═══ Recorded data ═══
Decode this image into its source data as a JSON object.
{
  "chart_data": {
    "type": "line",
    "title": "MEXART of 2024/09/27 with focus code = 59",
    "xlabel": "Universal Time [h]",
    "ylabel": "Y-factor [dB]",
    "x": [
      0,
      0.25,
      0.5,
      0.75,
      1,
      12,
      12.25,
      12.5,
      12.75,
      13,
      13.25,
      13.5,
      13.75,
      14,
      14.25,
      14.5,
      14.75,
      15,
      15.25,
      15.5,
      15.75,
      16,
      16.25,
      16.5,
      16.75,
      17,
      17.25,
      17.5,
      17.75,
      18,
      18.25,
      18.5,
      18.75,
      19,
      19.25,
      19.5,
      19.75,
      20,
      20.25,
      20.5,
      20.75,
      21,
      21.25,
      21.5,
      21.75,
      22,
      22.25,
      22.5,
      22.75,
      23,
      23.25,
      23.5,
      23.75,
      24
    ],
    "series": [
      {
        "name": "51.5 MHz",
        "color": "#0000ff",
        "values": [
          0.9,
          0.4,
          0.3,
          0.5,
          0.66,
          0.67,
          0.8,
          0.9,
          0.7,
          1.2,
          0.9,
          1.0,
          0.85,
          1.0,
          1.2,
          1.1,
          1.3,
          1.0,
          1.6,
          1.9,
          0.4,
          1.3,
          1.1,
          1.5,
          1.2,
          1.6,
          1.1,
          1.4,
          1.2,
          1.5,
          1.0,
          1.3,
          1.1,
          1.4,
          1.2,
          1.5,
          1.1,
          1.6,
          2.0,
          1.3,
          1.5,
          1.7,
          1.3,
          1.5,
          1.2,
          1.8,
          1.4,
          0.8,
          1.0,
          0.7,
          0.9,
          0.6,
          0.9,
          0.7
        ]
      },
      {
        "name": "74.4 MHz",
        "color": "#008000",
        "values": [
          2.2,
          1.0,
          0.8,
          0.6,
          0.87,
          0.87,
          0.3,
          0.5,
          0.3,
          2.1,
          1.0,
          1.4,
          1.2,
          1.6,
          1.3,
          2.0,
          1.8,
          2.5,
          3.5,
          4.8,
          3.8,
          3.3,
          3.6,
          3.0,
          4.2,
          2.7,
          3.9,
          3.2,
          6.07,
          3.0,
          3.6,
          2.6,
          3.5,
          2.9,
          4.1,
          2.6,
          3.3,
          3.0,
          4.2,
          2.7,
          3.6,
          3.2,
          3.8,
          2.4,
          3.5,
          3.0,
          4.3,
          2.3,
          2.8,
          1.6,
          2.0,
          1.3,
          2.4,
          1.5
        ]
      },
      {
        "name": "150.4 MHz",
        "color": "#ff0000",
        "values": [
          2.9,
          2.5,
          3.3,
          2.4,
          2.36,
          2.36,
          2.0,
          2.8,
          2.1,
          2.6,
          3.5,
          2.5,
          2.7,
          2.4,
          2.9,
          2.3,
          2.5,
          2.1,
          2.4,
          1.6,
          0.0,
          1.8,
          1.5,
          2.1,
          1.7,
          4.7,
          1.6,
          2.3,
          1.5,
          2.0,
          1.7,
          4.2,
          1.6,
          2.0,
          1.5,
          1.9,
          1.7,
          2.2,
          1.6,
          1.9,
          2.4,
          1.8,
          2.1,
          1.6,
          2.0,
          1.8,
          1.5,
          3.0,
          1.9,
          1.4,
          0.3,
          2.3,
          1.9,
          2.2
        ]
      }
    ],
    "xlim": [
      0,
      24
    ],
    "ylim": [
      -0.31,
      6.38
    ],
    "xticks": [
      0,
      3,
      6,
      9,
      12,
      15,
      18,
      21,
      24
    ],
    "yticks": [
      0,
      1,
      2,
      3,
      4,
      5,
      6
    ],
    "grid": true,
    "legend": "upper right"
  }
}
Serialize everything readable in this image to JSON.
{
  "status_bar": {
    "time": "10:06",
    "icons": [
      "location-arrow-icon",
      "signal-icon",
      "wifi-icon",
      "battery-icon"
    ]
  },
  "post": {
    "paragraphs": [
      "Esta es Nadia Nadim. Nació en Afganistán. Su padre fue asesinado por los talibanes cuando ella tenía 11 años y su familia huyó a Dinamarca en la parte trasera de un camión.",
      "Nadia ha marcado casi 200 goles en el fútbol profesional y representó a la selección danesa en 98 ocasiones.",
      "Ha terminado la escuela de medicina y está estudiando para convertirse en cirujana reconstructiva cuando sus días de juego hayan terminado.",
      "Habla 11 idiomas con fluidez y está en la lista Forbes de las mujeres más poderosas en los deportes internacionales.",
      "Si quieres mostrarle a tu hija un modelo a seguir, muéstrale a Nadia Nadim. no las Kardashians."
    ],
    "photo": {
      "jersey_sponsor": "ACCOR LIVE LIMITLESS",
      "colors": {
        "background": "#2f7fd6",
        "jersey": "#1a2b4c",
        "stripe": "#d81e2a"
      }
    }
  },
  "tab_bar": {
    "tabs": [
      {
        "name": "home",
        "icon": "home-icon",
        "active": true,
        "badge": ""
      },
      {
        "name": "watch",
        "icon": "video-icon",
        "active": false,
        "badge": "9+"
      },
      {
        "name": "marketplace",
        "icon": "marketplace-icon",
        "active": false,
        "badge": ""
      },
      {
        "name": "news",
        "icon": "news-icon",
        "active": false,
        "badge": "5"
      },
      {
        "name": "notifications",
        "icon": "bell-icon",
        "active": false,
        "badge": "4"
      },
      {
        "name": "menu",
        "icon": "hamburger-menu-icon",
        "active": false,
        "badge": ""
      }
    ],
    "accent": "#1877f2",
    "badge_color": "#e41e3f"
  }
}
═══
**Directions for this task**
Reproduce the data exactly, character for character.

**Answer space**
Decode this image into its source data as a JSON object.
{
  "chart_data": {
    "type": "line",
    "title": "MEXART of 2024/09/27 with focus code = 59",
    "xlabel": "Universal Time [h]",
    "ylabel": "Y-factor [dB]",
    "x": [
      0,
      0.25,
      0.5,
      0.75,
      1,
      12,
      12.25,
      12.5,
      12.75,
      13,
      13.25,
      13.5,
      13.75,
      14,
      14.25,
      14.5,
      14.75,
      15,
      15.25,
      15.5,
      15.75,
      16,
      16.25,
      16.5,
      16.75,
      17,
      17.25,
      17.5,
      17.75,
      18,
      18.25,
      18.5,
      18.75,
      19,
      19.25,
      19.5,
      19.75,
      20,
      20.25,
      20.5,
      20.75,
      21,
      21.25,
      21.5,
      21.75,
      22,
      22.25,
      22.5,
      22.75,
      23,
      23.25,
      23.5,
      23.75,
      24
    ],
    "series": [
      {
        "name": "51.5 MHz",
        "color": "#0000ff",
        "values": [
          0.9,
          0.4,
          0.3,
          0.5,
          0.66,
          0.67,
          0.8,
          0.9,
          0.7,
          1.2,
          0.9,
          1.0,
          0.85,
          1.0,
          1.2,
          1.1,
          1.3,
          1.0,
          1.6,
          1.9,
          0.4,
          1.3,
          1.1,
          1.5,
          1.2,
          1.6,
          1.1,
          1.4,
          1.2,
          1.5,
          1.0,
          1.3,
          1.1,
          1.4,
          1.2,
          1.5,
          1.1,
          1.6,
          2.0,
          1.3,
          1.5,
          1.7,
          1.3,
          1.5,
          1.2,
          1.8,
          1.4,
          0.8,
          1.0,
          0.7,
          0.9,
          0.6,
          0.9,
          0.7
        ]
      },
      {
        "name": "74.4 MHz",
        "color": "#008000",
        "values": [
          2.2,
          1.0,
          0.8,
          0.6,
          0.87,
          0.87,
          0.3,
          0.5,
          0.3,
          2.1,
          1.0,
          1.4,
          1.2,
          1.6,
          1.3,
          2.0,
          1.8,
          2.5,
          3.5,
          4.8,
          3.8,
          3.3,
          3.6,
          3.0,
          4.2,
          2.7,
          3.9,
          3.2,
          6.07,
          3.0,
          3.6,
          2.6,
          3.5,
          2.9,
          4.1,
          2.6,
          3.3,
          3.0,
          4.2,
          2.7,
          3.6,
          3.2,
          3.8,
          2.4,
          3.5,
          3.0,
          4.3,
          2.3,
          2.8,
          1.6,
          2.0,
          1.3,
          2.4,
          1.5
        ]
      },
      {
        "name": "150.4 MHz",
        "color": "#ff0000",
        "values": [
          2.9,
          2.5,
          3.3,
          2.4,
          2.36,
          2.36,
          2.0,
          2.8,
          2.1,
          2.6,
          3.5,
          2.5,
          2.7,
          2.4,
          2.9,
          2.3,
          2.5,
          2.1,
          2.4,
          1.6,
          0.0,
          1.8,
          1.5,
          2.1,
          1.7,
          4.7,
          1.6,
          2.3,
          1.5,
          2.0,
          1.7,
          4.2,
          1.6,
          2.0,
          1.5,
          1.9,
          1.7,
          2.2,
          1.6,
          1.9,
          2.4,
          1.8,
          2.1,
          1.6,
          2.0,
          1.8,
          1.5,
          3.0,
          1.9,
          1.4,
          0.3,
          2.3,
          1.9,
          2.2
        ]
      }
    ],
    "xlim": [
      0,
      24
    ],
    "ylim": [
      -0.31,
      6.38
    ],
    "xticks": [
      0,
      3,
      6,
      9,
      12,
      15,
      18,
      21,
      24
    ],
    "yticks": [
      0,
      1,
      2,
      3,
      4,
      5,
      6
    ],
    "grid": true,
    "legend": "upper right"
  }
}
Serialize everything readable in this image to JSON.
{
  "status_bar": {
    "time": "10:06",
    "icons": [
      "location-arrow-icon",
      "signal-icon",
      "wifi-icon",
      "battery-icon"
    ]
  },
  "post": {
    "paragraphs": [
      "Esta es Nadia Nadim. Nació en Afganistán. Su padre fue asesinado por los talibanes cuando ella tenía 11 años y su familia huyó a Dinamarca en la parte trasera de un camión.",
      "Nadia ha marcado casi 200 goles en el fútbol profesional y representó a la selección danesa en 98 ocasiones.",
      "Ha terminado la escuela de medicina y está estudiando para convertirse en cirujana reconstructiva cuando sus días de juego hayan terminado.",
      "Habla 11 idiomas con fluidez y está en la lista Forbes de las mujeres más poderosas en los deportes internacionales.",
      "Si quieres mostrarle a tu hija un modelo a seguir, muéstrale a Nadia Nadim. no las Kardashians."
    ],
    "photo": {
      "jersey_sponsor": "ACCOR LIVE LIMITLESS",
      "colors": {
        "background": "#2f7fd6",
        "jersey": "#1a2b4c",
        "stripe": "#d81e2a"
      }
    }
  },
  "tab_bar": {
    "tabs": [
      {
        "name": "home",
        "icon": "home-icon",
        "active": true,
        "badge": ""
      },
      {
        "name": "watch",
        "icon": "video-icon",
        "active": false,
        "badge": "9+"
      },
      {
        "name": "marketplace",
        "icon": "marketplace-icon",
        "active": false,
        "badge": ""
      },
      {
        "name": "news",
        "icon": "news-icon",
        "active": false,
        "badge": "5"
      },
      {
        "name": "notifications",
        "icon": "bell-icon",
        "active": false,
        "badge": "4"
      },
      {
        "name": "menu",
        "icon": "hamburger-menu-icon",
        "active": false,
        "badge": ""
      }
    ],
    "accent": "#1877f2",
    "badge_color": "#e41e3f"
  }
}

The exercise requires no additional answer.